WHAT TO DO: Print out every record below, exactly as written.

DATA UNDER STUDY:
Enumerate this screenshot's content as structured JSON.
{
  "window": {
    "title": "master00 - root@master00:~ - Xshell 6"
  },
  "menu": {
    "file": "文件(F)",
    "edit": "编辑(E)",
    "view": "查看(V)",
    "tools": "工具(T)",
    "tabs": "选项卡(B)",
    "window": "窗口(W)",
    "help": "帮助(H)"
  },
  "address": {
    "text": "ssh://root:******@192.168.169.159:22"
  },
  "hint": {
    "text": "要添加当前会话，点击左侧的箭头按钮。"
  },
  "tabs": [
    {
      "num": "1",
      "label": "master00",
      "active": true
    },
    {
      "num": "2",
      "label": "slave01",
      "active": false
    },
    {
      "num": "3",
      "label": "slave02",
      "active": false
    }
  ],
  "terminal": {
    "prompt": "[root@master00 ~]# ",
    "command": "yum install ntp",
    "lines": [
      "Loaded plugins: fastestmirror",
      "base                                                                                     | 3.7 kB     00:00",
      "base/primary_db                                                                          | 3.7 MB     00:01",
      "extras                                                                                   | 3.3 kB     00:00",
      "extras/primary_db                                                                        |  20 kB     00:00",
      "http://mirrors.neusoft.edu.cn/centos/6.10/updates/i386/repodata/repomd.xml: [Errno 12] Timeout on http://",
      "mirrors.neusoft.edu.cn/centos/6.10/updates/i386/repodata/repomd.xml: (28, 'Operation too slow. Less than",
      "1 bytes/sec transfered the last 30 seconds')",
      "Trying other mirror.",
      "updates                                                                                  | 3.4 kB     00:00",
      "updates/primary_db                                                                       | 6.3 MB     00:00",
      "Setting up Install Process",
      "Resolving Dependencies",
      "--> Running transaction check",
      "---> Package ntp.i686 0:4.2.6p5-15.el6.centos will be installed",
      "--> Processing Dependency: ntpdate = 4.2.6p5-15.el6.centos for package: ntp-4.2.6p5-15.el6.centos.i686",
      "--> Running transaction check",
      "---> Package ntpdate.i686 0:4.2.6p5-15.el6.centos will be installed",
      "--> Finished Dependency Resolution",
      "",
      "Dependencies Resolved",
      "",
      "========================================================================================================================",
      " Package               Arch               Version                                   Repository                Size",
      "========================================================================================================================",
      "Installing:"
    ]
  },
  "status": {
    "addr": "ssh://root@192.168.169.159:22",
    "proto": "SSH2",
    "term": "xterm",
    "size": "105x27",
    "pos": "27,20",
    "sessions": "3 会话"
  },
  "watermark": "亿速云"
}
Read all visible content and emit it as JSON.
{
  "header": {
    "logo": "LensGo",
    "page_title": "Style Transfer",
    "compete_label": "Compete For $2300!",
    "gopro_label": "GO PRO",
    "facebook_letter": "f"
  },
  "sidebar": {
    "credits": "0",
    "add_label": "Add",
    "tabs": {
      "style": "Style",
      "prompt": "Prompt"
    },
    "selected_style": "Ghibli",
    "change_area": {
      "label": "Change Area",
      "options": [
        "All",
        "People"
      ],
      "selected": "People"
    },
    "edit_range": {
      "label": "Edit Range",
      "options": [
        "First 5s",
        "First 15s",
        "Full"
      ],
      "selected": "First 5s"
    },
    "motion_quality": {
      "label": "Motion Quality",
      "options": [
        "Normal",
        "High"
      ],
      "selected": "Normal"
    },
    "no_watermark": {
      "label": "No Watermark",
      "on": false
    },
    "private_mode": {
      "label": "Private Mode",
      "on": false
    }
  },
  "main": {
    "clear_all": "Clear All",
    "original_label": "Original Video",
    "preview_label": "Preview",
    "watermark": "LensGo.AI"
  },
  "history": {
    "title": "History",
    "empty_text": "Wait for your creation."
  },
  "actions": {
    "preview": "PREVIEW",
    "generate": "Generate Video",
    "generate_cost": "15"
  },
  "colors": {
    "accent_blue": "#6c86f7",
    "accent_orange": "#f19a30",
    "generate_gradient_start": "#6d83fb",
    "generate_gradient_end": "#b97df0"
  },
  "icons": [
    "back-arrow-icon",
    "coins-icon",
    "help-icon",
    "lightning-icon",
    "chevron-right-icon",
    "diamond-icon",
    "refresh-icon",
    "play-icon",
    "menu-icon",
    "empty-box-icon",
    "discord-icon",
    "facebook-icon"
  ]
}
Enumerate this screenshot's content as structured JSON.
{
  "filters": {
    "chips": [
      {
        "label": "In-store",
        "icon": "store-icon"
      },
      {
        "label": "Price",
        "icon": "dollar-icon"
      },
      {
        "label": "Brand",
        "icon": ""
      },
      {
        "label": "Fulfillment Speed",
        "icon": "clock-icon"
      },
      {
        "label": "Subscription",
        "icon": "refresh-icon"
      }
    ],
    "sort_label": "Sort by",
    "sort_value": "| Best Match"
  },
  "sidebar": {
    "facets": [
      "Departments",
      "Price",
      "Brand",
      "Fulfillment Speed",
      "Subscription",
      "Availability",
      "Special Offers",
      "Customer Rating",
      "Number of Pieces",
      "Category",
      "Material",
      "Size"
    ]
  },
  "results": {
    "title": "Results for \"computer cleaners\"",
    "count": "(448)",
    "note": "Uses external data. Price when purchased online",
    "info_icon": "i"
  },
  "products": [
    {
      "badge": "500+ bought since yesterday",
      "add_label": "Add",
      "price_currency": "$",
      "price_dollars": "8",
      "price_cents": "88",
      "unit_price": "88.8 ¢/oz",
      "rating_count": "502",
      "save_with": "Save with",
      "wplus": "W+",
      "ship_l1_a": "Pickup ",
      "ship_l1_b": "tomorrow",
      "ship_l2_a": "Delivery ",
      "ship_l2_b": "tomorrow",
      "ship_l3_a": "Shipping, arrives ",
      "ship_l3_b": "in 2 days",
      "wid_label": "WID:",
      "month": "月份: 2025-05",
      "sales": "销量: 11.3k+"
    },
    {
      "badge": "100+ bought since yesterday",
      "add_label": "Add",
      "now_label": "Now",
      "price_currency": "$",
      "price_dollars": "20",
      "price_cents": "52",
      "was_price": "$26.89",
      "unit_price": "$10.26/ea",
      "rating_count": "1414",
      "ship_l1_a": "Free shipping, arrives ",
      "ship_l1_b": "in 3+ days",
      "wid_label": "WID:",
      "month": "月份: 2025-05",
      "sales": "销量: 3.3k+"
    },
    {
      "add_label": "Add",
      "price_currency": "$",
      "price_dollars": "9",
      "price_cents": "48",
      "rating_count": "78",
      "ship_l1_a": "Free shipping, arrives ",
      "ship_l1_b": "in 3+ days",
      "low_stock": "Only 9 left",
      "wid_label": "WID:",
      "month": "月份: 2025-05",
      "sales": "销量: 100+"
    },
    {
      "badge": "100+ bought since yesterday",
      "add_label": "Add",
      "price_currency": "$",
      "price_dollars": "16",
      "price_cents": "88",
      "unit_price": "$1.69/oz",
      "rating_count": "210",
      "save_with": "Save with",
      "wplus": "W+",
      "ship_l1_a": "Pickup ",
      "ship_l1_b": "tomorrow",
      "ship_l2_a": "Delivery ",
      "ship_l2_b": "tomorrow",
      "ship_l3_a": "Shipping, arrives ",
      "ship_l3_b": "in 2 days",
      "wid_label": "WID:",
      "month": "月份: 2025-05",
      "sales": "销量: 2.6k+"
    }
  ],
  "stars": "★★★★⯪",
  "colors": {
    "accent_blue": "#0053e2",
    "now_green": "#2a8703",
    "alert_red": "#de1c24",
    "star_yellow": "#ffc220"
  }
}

REPLY TO THE EXERCISE:
Enumerate this screenshot's content as structured JSON.
{
  "window": {
    "title": "master00 - root@master00:~ - Xshell 6"
  },
  "menu": {
    "file": "文件(F)",
    "edit": "编辑(E)",
    "view": "查看(V)",
    "tools": "工具(T)",
    "tabs": "选项卡(B)",
    "window": "窗口(W)",
    "help": "帮助(H)"
  },
  "address": {
    "text": "ssh://root:******@192.168.169.159:22"
  },
  "hint": {
    "text": "要添加当前会话，点击左侧的箭头按钮。"
  },
  "tabs": [
    {
      "num": "1",
      "label": "master00",
      "active": true
    },
    {
      "num": "2",
      "label": "slave01",
      "active": false
    },
    {
      "num": "3",
      "label": "slave02",
      "active": false
    }
  ],
  "terminal": {
    "prompt": "[root@master00 ~]# ",
    "command": "yum install ntp",
    "lines": [
      "Loaded plugins: fastestmirror",
      "base                                                                                     | 3.7 kB     00:00",
      "base/primary_db                                                                          | 3.7 MB     00:01",
      "extras                                                                                   | 3.3 kB     00:00",
      "extras/primary_db                                                                        |  20 kB     00:00",
      "http://mirrors.neusoft.edu.cn/centos/6.10/updates/i386/repodata/repomd.xml: [Errno 12] Timeout on http://",
      "mirrors.neusoft.edu.cn/centos/6.10/updates/i386/repodata/repomd.xml: (28, 'Operation too slow. Less than",
      "1 bytes/sec transfered the last 30 seconds')",
      "Trying other mirror.",
      "updates                                                                                  | 3.4 kB     00:00",
      "updates/primary_db                                                                       | 6.3 MB     00:00",
      "Setting up Install Process",
      "Resolving Dependencies",
      "--> Running transaction check",
      "---> Package ntp.i686 0:4.2.6p5-15.el6.centos will be installed",
      "--> Processing Dependency: ntpdate = 4.2.6p5-15.el6.centos for package: ntp-4.2.6p5-15.el6.centos.i686",
      "--> Running transaction check",
      "---> Package ntpdate.i686 0:4.2.6p5-15.el6.centos will be installed",
      "--> Finished Dependency Resolution",
      "",
      "Dependencies Resolved",
      "",
      "========================================================================================================================",
      " Package               Arch               Version                                   Repository                Size",
      "========================================================================================================================",
      "Installing:"
    ]
  },
  "status": {
    "addr": "ssh://root@192.168.169.159:22",
    "proto": "SSH2",
    "term": "xterm",
    "size": "105x27",
    "pos": "27,20",
    "sessions": "3 会话"
  },
  "watermark": "亿速云"
}
Read all visible content and emit it as JSON.
{
  "header": {
    "logo": "LensGo",
    "page_title": "Style Transfer",
    "compete_label": "Compete For $2300!",
    "gopro_label": "GO PRO",
    "facebook_letter": "f"
  },
  "sidebar": {
    "credits": "0",
    "add_label": "Add",
    "tabs": {
      "style": "Style",
      "prompt": "Prompt"
    },
    "selected_style": "Ghibli",
    "change_area": {
      "label": "Change Area",
      "options": [
        "All",
        "People"
      ],
      "selected": "People"
    },
    "edit_range": {
      "label": "Edit Range",
      "options": [
        "First 5s",
        "First 15s",
        "Full"
      ],
      "selected": "First 5s"
    },
    "motion_quality": {
      "label": "Motion Quality",
      "options": [
        "Normal",
        "High"
      ],
      "selected": "Normal"
    },
    "no_watermark": {
      "label": "No Watermark",
      "on": false
    },
    "private_mode": {
      "label": "Private Mode",
      "on": false
    }
  },
  "main": {
    "clear_all": "Clear All",
    "original_label": "Original Video",
    "preview_label": "Preview",
    "watermark": "LensGo.AI"
  },
  "history": {
    "title": "History",
    "empty_text": "Wait for your creation."
  },
  "actions": {
    "preview": "PREVIEW",
    "generate": "Generate Video",
    "generate_cost": "15"
  },
  "colors": {
    "accent_blue": "#6c86f7",
    "accent_orange": "#f19a30",
    "generate_gradient_start": "#6d83fb",
    "generate_gradient_end": "#b97df0"
  },
  "icons": [
    "back-arrow-icon",
    "coins-icon",
    "help-icon",
    "lightning-icon",
    "chevron-right-icon",
    "diamond-icon",
    "refresh-icon",
    "play-icon",
    "menu-icon",
    "empty-box-icon",
    "discord-icon",
    "facebook-icon"
  ]
}
Enumerate this screenshot's content as structured JSON.
{
  "filters": {
    "chips": [
      {
        "label": "In-store",
        "icon": "store-icon"
      },
      {
        "label": "Price",
        "icon": "dollar-icon"
      },
      {
        "label": "Brand",
        "icon": ""
      },
      {
        "label": "Fulfillment Speed",
        "icon": "clock-icon"
      },
      {
        "label": "Subscription",
        "icon": "refresh-icon"
      }
    ],
    "sort_label": "Sort by",
    "sort_value": "| Best Match"
  },
  "sidebar": {
    "facets": [
      "Departments",
      "Price",
      "Brand",
      "Fulfillment Speed",
      "Subscription",
      "Availability",
      "Special Offers",
      "Customer Rating",
      "Number of Pieces",
      "Category",
      "Material",
      "Size"
    ]
  },
  "results": {
    "title": "Results for \"computer cleaners\"",
    "count": "(448)",
    "note": "Uses external data. Price when purchased online",
    "info_icon": "i"
  },
  "products": [
    {
      "badge": "500+ bought since yesterday",
      "add_label": "Add",
      "price_currency": "$",
      "price_dollars": "8",
      "price_cents": "88",
      "unit_price": "88.8 ¢/oz",
      "rating_count": "502",
      "save_with": "Save with",
      "wplus": "W+",
      "ship_l1_a": "Pickup ",
      "ship_l1_b": "tomorrow",
      "ship_l2_a": "Delivery ",
      "ship_l2_b": "tomorrow",
      "ship_l3_a": "Shipping, arrives ",
      "ship_l3_b": "in 2 days",
      "wid_label": "WID:",
      "month": "月份: 2025-05",
      "sales": "销量: 11.3k+"
    },
    {
      "badge": "100+ bought since yesterday",
      "add_label": "Add",
      "now_label": "Now",
      "price_currency": "$",
      "price_dollars": "20",
      "price_cents": "52",
      "was_price": "$26.89",
      "unit_price": "$10.26/ea",
      "rating_count": "1414",
      "ship_l1_a": "Free shipping, arrives ",
      "ship_l1_b": "in 3+ days",
      "wid_label": "WID:",
      "month": "月份: 2025-05",
      "sales": "销量: 3.3k+"
    },
    {
      "add_label": "Add",
      "price_currency": "$",
      "price_dollars": "9",
      "price_cents": "48",
      "rating_count": "78",
      "ship_l1_a": "Free shipping, arrives ",
      "ship_l1_b": "in 3+ days",
      "low_stock": "Only 9 left",
      "wid_label": "WID:",
      "month": "月份: 2025-05",
      "sales": "销量: 100+"
    },
    {
      "badge": "100+ bought since yesterday",
      "add_label": "Add",
      "price_currency": "$",
      "price_dollars": "16",
      "price_cents": "88",
      "unit_price": "$1.69/oz",
      "rating_count": "210",
      "save_with": "Save with",
      "wplus": "W+",
      "ship_l1_a": "Pickup ",
      "ship_l1_b": "tomorrow",
      "ship_l2_a": "Delivery ",
      "ship_l2_b": "tomorrow",
      "ship_l3_a": "Shipping, arrives ",
      "ship_l3_b": "in 2 days",
      "wid_label": "WID:",
      "month": "月份: 2025-05",
      "sales": "销量: 2.6k+"
    }
  ],
  "stars": "★★★★⯪",
  "colors": {
    "accent_blue": "#0053e2",
    "now_green": "#2a8703",
    "alert_red": "#de1c24",
    "star_yellow": "#ffc220"
  }
}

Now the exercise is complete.